    Gynecologic Oncology 02/2008; 108(2):293-7. DOI:10.1016/j.ygyno.2007.11.008 · 3.77 Impact Factor
  • [Show abstract] [Hide abstract]
    ABSTRACT: To report a single institution experience in surgical stage I-II serous endometrial cancer using combined carboplatin/paclitaxel and intravaginal radiation (IVRT). Between 10/00 and 12/06, 25 stage I-II patients with serous endometrial cancer were treated at our institution with surgery, postoperative IVRT, and concurrent chemotherapy (CT). The mean age was 67 years old (range, 53-80 years). Surgery consisted of hysterectomy (TAH/BSO, 64%, LAVH/BSO, 36%), peritoneal washing, omental biopsy, and pelvic lymph-node dissection (median 14 nodes). Para-aortic node sampling was done in 88% (median, 6). IVRT median dose was 21 Gy (range, 18-21 Gy, in 3 fractions) and concurrent CT consisted of carboplatin to AUC=5 and taxol to 175 mg/m(2) given every 3 weeks for 6 cycles.

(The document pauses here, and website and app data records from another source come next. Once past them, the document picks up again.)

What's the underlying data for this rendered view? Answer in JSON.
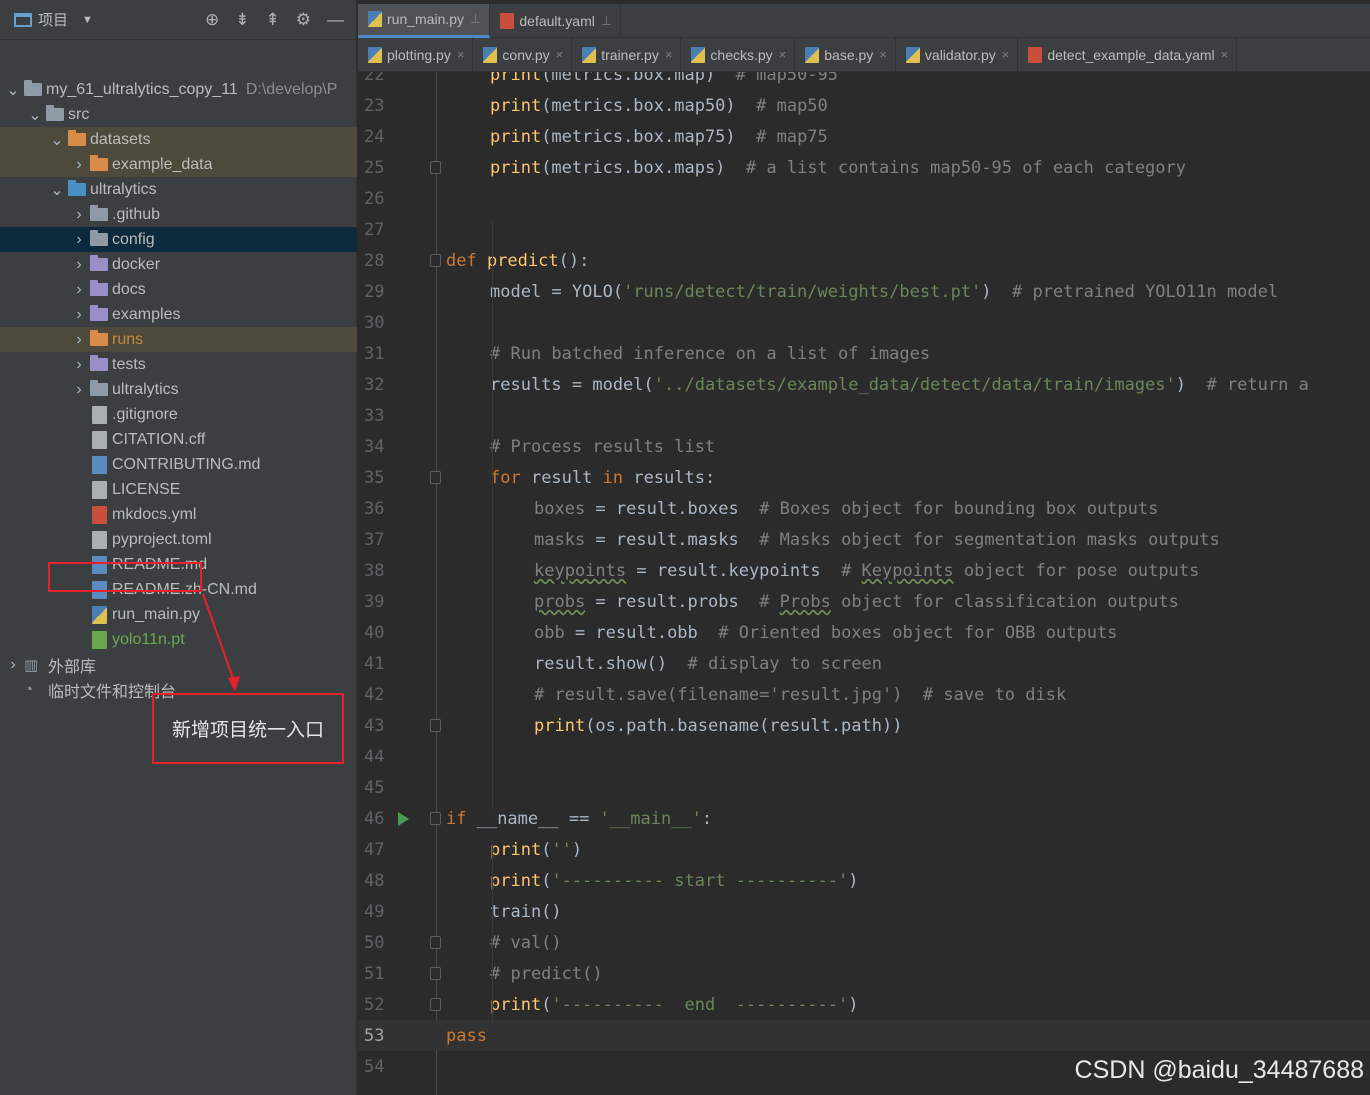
{
  "project_panel": {
    "title": "项目",
    "tree": [
      {
        "label": "my_61_ultralytics_copy_11",
        "suffix": "D:\\develop\\P",
        "indent": 0,
        "type": "folder",
        "color": "grey",
        "expanded": true
      },
      {
        "label": "src",
        "indent": 1,
        "type": "folder",
        "color": "grey",
        "expanded": true
      },
      {
        "label": "datasets",
        "indent": 2,
        "type": "folder",
        "color": "orange",
        "expanded": true,
        "highlight": "excluded"
      },
      {
        "label": "example_data",
        "indent": 3,
        "type": "folder",
        "color": "orange",
        "expanded": false,
        "highlight": "excluded"
      },
      {
        "label": "ultralytics",
        "indent": 2,
        "type": "folder",
        "color": "blue",
        "expanded": true
      },
      {
        "label": ".github",
        "indent": 3,
        "type": "folder",
        "color": "grey",
        "expanded": false
      },
      {
        "label": "config",
        "indent": 3,
        "type": "folder",
        "color": "grey",
        "expanded": false,
        "highlight": "selected"
      },
      {
        "label": "docker",
        "indent": 3,
        "type": "folder",
        "color": "purple",
        "expanded": false
      },
      {
        "label": "docs",
        "indent": 3,
        "type": "folder",
        "color": "purple",
        "expanded": false
      },
      {
        "label": "examples",
        "indent": 3,
        "type": "folder",
        "color": "purple",
        "expanded": false
      },
      {
        "label": "runs",
        "indent": 3,
        "type": "folder",
        "color": "orange",
        "expanded": false,
        "highlight": "excluded"
      },
      {
        "label": "tests",
        "indent": 3,
        "type": "folder",
        "color": "purple",
        "expanded": false
      },
      {
        "label": "ultralytics",
        "indent": 3,
        "type": "folder",
        "color": "grey",
        "expanded": false
      },
      {
        "label": ".gitignore",
        "indent": 3,
        "type": "file",
        "ftype": "txt"
      },
      {
        "label": "CITATION.cff",
        "indent": 3,
        "type": "file",
        "ftype": "txt"
      },
      {
        "label": "CONTRIBUTING.md",
        "indent": 3,
        "type": "file",
        "ftype": "md"
      },
      {
        "label": "LICENSE",
        "indent": 3,
        "type": "file",
        "ftype": "txt"
      },
      {
        "label": "mkdocs.yml",
        "indent": 3,
        "type": "file",
        "ftype": "yml"
      },
      {
        "label": "pyproject.toml",
        "indent": 3,
        "type": "file",
        "ftype": "txt"
      },
      {
        "label": "README.md",
        "indent": 3,
        "type": "file",
        "ftype": "md"
      },
      {
        "label": "README.zh-CN.md",
        "indent": 3,
        "type": "file",
        "ftype": "md"
      },
      {
        "label": "run_main.py",
        "indent": 3,
        "type": "file",
        "ftype": "py"
      },
      {
        "label": "yolo11n.pt",
        "indent": 3,
        "type": "file",
        "ftype": "pt"
      },
      {
        "label": "外部库",
        "indent": 0,
        "type": "lib",
        "expanded": false
      },
      {
        "label": "临时文件和控制台",
        "indent": 0,
        "type": "scratch"
      }
    ],
    "annotation": "新增项目统一入口"
  },
  "tabs_row1": [
    {
      "label": "run_main.py",
      "icon": "py",
      "active": true,
      "pinned": true
    },
    {
      "label": "default.yaml",
      "icon": "yml",
      "active": false,
      "pinned": true
    }
  ],
  "tabs_row2": [
    {
      "label": "plotting.py",
      "icon": "py"
    },
    {
      "label": "conv.py",
      "icon": "py"
    },
    {
      "label": "trainer.py",
      "icon": "py"
    },
    {
      "label": "checks.py",
      "icon": "py"
    },
    {
      "label": "base.py",
      "icon": "py"
    },
    {
      "label": "validator.py",
      "icon": "py"
    },
    {
      "label": "detect_example_data.yaml",
      "icon": "yml"
    }
  ],
  "code_lines": [
    {
      "n": "22",
      "indent": 1,
      "tokens": [
        [
          "fn",
          "print"
        ],
        [
          "",
          "(metrics.box.map)  "
        ],
        [
          "cmt",
          "# map50-95"
        ]
      ]
    },
    {
      "n": "23",
      "indent": 1,
      "tokens": [
        [
          "fn",
          "print"
        ],
        [
          "",
          "(metrics.box.map50)  "
        ],
        [
          "cmt",
          "# map50"
        ]
      ]
    },
    {
      "n": "24",
      "indent": 1,
      "tokens": [
        [
          "fn",
          "print"
        ],
        [
          "",
          "(metrics.box.map75)  "
        ],
        [
          "cmt",
          "# map75"
        ]
      ]
    },
    {
      "n": "25",
      "indent": 1,
      "fold": true,
      "tokens": [
        [
          "fn",
          "print"
        ],
        [
          "",
          "(metrics.box.maps)  "
        ],
        [
          "cmt",
          "# a list contains map50-95 of each category"
        ]
      ]
    },
    {
      "n": "26",
      "indent": 0,
      "tokens": []
    },
    {
      "n": "27",
      "indent": 0,
      "tokens": []
    },
    {
      "n": "28",
      "indent": 0,
      "fold": true,
      "tokens": [
        [
          "kw",
          "def "
        ],
        [
          "fn",
          "predict"
        ],
        [
          "",
          "():"
        ]
      ]
    },
    {
      "n": "29",
      "indent": 1,
      "tokens": [
        [
          "",
          "model = YOLO("
        ],
        [
          "str",
          "'runs/detect/train/weights/best.pt'"
        ],
        [
          "",
          ")  "
        ],
        [
          "cmt",
          "# pretrained YOLO11n model"
        ]
      ]
    },
    {
      "n": "30",
      "indent": 0,
      "tokens": []
    },
    {
      "n": "31",
      "indent": 1,
      "tokens": [
        [
          "cmt",
          "# Run batched inference on a list of images"
        ]
      ]
    },
    {
      "n": "32",
      "indent": 1,
      "tokens": [
        [
          "",
          "results = model("
        ],
        [
          "str",
          "'../datasets/example_data/detect/data/train/images'"
        ],
        [
          "",
          ")  "
        ],
        [
          "cmt",
          "# return a"
        ]
      ]
    },
    {
      "n": "33",
      "indent": 0,
      "tokens": []
    },
    {
      "n": "34",
      "indent": 1,
      "tokens": [
        [
          "cmt",
          "# Process results list"
        ]
      ]
    },
    {
      "n": "35",
      "indent": 1,
      "fold": true,
      "tokens": [
        [
          "kw",
          "for "
        ],
        [
          "",
          "result "
        ],
        [
          "kw",
          "in "
        ],
        [
          "",
          "results:"
        ]
      ]
    },
    {
      "n": "36",
      "indent": 2,
      "tokens": [
        [
          "cmt",
          "boxes"
        ],
        [
          "",
          " = result.boxes  "
        ],
        [
          "cmt",
          "# Boxes object for bounding box outputs"
        ]
      ]
    },
    {
      "n": "37",
      "indent": 2,
      "tokens": [
        [
          "cmt",
          "masks"
        ],
        [
          "",
          " = result.masks  "
        ],
        [
          "cmt",
          "# Masks object for segmentation masks outputs"
        ]
      ]
    },
    {
      "n": "38",
      "indent": 2,
      "tokens": [
        [
          "cmt squig",
          "keypoints"
        ],
        [
          "",
          " = result.keypoints  "
        ],
        [
          "cmt",
          "# "
        ],
        [
          "cmt squig",
          "Keypoints"
        ],
        [
          "cmt",
          " object for pose outputs"
        ]
      ]
    },
    {
      "n": "39",
      "indent": 2,
      "tokens": [
        [
          "cmt squig",
          "probs"
        ],
        [
          "",
          " = result.probs  "
        ],
        [
          "cmt",
          "# "
        ],
        [
          "cmt squig",
          "Probs"
        ],
        [
          "cmt",
          " object for classification outputs"
        ]
      ]
    },
    {
      "n": "40",
      "indent": 2,
      "tokens": [
        [
          "cmt",
          "obb"
        ],
        [
          "",
          " = result.obb  "
        ],
        [
          "cmt",
          "# Oriented boxes object for OBB outputs"
        ]
      ]
    },
    {
      "n": "41",
      "indent": 2,
      "tokens": [
        [
          "",
          "result.show()  "
        ],
        [
          "cmt",
          "# display to screen"
        ]
      ]
    },
    {
      "n": "42",
      "indent": 2,
      "tokens": [
        [
          "cmt",
          "# result.save(filename='result.jpg')  # save to disk"
        ]
      ]
    },
    {
      "n": "43",
      "indent": 2,
      "fold": true,
      "tokens": [
        [
          "fn",
          "print"
        ],
        [
          "",
          "(os.path.basename(result.path))"
        ]
      ]
    },
    {
      "n": "44",
      "indent": 0,
      "tokens": []
    },
    {
      "n": "45",
      "indent": 0,
      "tokens": []
    },
    {
      "n": "46",
      "indent": 0,
      "fold": true,
      "run": true,
      "tokens": [
        [
          "kw",
          "if "
        ],
        [
          "",
          "__name__ == "
        ],
        [
          "str",
          "'__main__'"
        ],
        [
          "",
          ":"
        ]
      ]
    },
    {
      "n": "47",
      "indent": 1,
      "tokens": [
        [
          "fn",
          "print"
        ],
        [
          "",
          "("
        ],
        [
          "str",
          "''"
        ],
        [
          "",
          ")"
        ]
      ]
    },
    {
      "n": "48",
      "indent": 1,
      "tokens": [
        [
          "fn",
          "print"
        ],
        [
          "",
          "("
        ],
        [
          "str",
          "'---------- start ----------'"
        ],
        [
          "",
          ")"
        ]
      ]
    },
    {
      "n": "49",
      "indent": 1,
      "tokens": [
        [
          "",
          "train()"
        ]
      ]
    },
    {
      "n": "50",
      "indent": 1,
      "fold": true,
      "tokens": [
        [
          "cmt",
          "# val()"
        ]
      ]
    },
    {
      "n": "51",
      "indent": 1,
      "fold": true,
      "tokens": [
        [
          "cmt",
          "# predict()"
        ]
      ]
    },
    {
      "n": "52",
      "indent": 1,
      "fold": true,
      "tokens": [
        [
          "fn",
          "print"
        ],
        [
          "",
          "("
        ],
        [
          "str",
          "'----------  end  ----------'"
        ],
        [
          "",
          ")"
        ]
      ]
    },
    {
      "n": "53",
      "indent": 0,
      "current": true,
      "tokens": [
        [
          "kw",
          "pass"
        ]
      ]
    },
    {
      "n": "54",
      "indent": 0,
      "tokens": []
    }
  ],
  "watermark": "CSDN @baidu_34487688"
}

CT was well tolerated with 22/25 (88%) receiving 6 cycles. Three patients received <or=5 cycles; 2 owing to physician preference (3 and 4 cycles) and 1 owing to toxicity (5 cycles). Only 1 patient (4%) had grade 3 toxicity (abscess). Grade 2 neurotoxicity was seen in 5 patients (20%). All patients finished their IVRT as scheduled, and there was no grade 3 toxicity. With a median follow-up of 30 months, the 5-year progression-free and overall survival rate was 88%. None of the patients developed vaginal recurrence. Based on this study, surgical staging followed by IVRT and carboplatin/paclitaxel is well tolerated and effective in stage I-II serous endometrial cancer. Confirmation of these results on a larger number of patients with longer follow-up is still needed.
    Gynecologic Oncology 11/2008; 112(1):142-5. DOI:10.1016/j.ygyno.2008.10.006 · 3.77 Impact Factor
  • Source
    [Show abstract] [Hide abstract]
    ABSTRACT: Uterine papillary serous carcinoma (UPSC) is a clinically and pathologically distinct subtype of endometrial cancer. Although less common than its endometrioid carcinoma (EEC) counterpart, UPSC accounts for a disproportionate number of endometrial cancer related deaths. To date, limited prospective trials exist from which evidence-based management can be developed. This review summarizes the available literature concerning UPSC in an effort to provide the clinician with information pertinent to its management.
    Gynecologic Oncology 08/2009; 115(1):142-53. DOI:10.1016/j.ygyno.2009.06.011 · 3.77 Impact Factor
Show more